WHAT IS BEING ASKED
Count the lines in the entries below that mention the string "data", then write that number by itself.
──────
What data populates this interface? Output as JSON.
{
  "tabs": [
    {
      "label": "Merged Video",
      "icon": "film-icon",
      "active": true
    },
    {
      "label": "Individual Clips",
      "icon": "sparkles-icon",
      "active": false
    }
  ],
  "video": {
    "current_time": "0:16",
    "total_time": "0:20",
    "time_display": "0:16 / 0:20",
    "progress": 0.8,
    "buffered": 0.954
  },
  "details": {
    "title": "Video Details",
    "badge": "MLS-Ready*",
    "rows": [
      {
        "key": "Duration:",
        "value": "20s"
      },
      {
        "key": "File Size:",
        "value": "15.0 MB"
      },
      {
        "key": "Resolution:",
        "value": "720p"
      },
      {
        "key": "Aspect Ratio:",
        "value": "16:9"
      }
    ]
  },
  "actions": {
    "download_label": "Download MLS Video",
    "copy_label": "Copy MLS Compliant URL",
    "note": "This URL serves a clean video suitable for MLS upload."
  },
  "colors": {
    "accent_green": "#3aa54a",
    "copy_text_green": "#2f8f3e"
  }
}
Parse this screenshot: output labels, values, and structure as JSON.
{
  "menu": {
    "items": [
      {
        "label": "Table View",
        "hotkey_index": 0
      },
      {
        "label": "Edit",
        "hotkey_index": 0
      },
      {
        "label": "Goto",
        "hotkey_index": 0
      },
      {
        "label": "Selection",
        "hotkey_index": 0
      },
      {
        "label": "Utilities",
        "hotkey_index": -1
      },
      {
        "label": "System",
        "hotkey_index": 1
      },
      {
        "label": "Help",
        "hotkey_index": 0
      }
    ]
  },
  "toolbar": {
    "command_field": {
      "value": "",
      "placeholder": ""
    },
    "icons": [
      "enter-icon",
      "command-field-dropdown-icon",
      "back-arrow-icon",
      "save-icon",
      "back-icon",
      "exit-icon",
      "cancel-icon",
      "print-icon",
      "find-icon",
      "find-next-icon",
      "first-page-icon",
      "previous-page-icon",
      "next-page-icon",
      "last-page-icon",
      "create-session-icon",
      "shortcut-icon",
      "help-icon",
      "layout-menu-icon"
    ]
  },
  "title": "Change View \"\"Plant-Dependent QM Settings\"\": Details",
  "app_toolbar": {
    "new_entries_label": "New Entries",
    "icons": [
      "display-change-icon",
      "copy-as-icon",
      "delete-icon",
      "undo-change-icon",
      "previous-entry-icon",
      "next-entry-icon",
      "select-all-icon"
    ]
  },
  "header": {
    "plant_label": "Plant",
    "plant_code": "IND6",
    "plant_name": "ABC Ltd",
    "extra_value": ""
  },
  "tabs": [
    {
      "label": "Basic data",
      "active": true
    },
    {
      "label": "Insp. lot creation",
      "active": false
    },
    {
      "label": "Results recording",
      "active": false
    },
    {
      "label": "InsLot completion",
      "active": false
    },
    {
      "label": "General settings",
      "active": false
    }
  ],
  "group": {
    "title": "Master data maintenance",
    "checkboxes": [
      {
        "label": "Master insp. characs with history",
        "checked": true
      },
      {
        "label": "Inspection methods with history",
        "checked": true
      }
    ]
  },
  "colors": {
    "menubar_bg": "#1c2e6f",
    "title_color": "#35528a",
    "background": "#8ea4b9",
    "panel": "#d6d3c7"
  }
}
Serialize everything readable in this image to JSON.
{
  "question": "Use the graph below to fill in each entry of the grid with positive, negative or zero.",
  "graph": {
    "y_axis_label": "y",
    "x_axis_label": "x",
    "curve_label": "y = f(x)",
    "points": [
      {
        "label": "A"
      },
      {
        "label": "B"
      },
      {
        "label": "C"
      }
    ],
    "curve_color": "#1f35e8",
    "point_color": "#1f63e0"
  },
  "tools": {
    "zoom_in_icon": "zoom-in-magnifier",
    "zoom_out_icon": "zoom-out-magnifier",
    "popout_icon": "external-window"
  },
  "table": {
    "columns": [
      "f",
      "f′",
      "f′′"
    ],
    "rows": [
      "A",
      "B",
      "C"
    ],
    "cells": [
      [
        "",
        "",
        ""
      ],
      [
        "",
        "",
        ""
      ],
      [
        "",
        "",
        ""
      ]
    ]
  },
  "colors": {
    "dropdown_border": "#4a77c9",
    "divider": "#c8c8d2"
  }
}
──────
RESULT
3